Teaching your kids about money is one of the best gifts you can give to help set them up for a lifetime of smart decisions.

Financial missteps and poor credit choices can take time to mend, but some good can come of it as a parent; you can teach your children how not to make the same mistakes.

Teaching your kids about money will set them up for a lifetime of smart decisions. Here are some strategies for nurturing healthy money habits.

Planning a Budget

Show your children your budget. Taking your kids shopping with you is the perfect opportunity to explain what things cost, and why certain items don’t make it into the shopping cart. If you’ve allocated $150 for groceries, for instance, demonstrate how choosing on-sale items will let you get more for your money.

Paying off Debt

Explain how credit and interest works in terms your children can understand, using references like Experian and myFICO. Ensure they understand that credit card purchases must be paid back.

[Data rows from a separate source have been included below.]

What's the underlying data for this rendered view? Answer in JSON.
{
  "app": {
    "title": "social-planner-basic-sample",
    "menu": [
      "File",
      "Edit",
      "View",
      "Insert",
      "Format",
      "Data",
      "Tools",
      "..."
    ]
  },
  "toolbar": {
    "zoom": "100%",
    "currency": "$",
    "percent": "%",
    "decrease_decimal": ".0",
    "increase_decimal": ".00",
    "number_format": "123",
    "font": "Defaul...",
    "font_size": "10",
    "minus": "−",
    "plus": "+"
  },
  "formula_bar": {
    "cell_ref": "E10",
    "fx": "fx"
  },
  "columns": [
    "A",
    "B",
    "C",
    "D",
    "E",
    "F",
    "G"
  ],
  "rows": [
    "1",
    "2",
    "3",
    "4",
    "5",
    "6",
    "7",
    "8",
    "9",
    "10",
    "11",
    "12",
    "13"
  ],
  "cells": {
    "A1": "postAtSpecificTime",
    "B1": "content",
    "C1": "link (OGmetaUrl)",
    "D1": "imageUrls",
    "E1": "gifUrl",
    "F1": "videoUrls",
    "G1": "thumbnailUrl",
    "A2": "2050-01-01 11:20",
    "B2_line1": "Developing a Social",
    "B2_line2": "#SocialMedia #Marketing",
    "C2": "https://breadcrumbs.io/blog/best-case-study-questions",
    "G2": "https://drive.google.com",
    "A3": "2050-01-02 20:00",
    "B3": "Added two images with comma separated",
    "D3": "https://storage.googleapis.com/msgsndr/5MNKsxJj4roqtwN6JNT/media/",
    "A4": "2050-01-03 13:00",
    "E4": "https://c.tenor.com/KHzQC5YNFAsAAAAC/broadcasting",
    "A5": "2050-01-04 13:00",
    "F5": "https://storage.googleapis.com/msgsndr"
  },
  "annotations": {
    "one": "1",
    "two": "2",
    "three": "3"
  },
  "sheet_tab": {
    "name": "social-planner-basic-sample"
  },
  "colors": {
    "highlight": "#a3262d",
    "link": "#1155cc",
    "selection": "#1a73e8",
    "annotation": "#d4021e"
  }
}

Show them what a credit card statement looks like, specifically the box that explains how long it will take to pay off the balance using only minimum payments. Explain that you’re borrowing money, and the longer you take to pay it back, the more the price goes up.

Improving Poor Credit

While you don’t have to discuss every detail of your finances, you can educate your kids about poor decisions and their consequences. For example, you can explain how having a poor credit score—which you can tell them is like a money report card—prevents you from qualifying for a traditional loan or low interest rates. Be sure to let them know that healthy spending and good budgeting can help improve a credit score, as explained by Experian.

Delaying Gratification

Even the youngest of children can understand the difference between needs and wants. Illustrate that even if you want something, sometimes you have to wait and save, or settle for an alternative. Take time to point out the sacrifices you make to pay off debt. For instance, you can explain that instead of going out for an expensive dinner to celebrate an anniversary, you cooked a special meal at home. Do you take on extra work sometimes to increase your income? This illustrates ways in which you can reach your financial goals.

Saving Money

From an early age, whenever they earn allowance or get monetary gifts, encourage kids to put a portion of it into savings. They can keep a physical piggy bank, or you can have them join you at the bank to make a deposit. Either way, watching their savings grow will motivate and empower them.

Careful Communiction

Money doesn’t have to be a taboo topic in your home, but remember to tread carefully. A reality check is effective, but be mindful about the language you use when teaching your kids about money. You don’t want your children to feel stress or worry about extreme situations. Explain that working together as a family and making small sacrifices will pay off in the long run.

By teaching your children to live within their means and get in the habit of savings, they’ll be better equipped to avoid credit troubles and financial difficulties as adults.

Dawn Papandrea

About the AuthorDawn Papandrea

With more than 15 years of professional writing and editing experience, my writing specialties are in personal finance, higher education, and content marketing. Publishing credits include Family Circle, Parents, WomansDay.com, CreditCards.com, BankRate.com, University Business, and many more. In addition, I also create branded content for several brands and corporations in the financial, retail, marketing, and lifestyle/parenting spaces. No matter the medium, I understands the value and power of content from both a writer's and editor's perspective.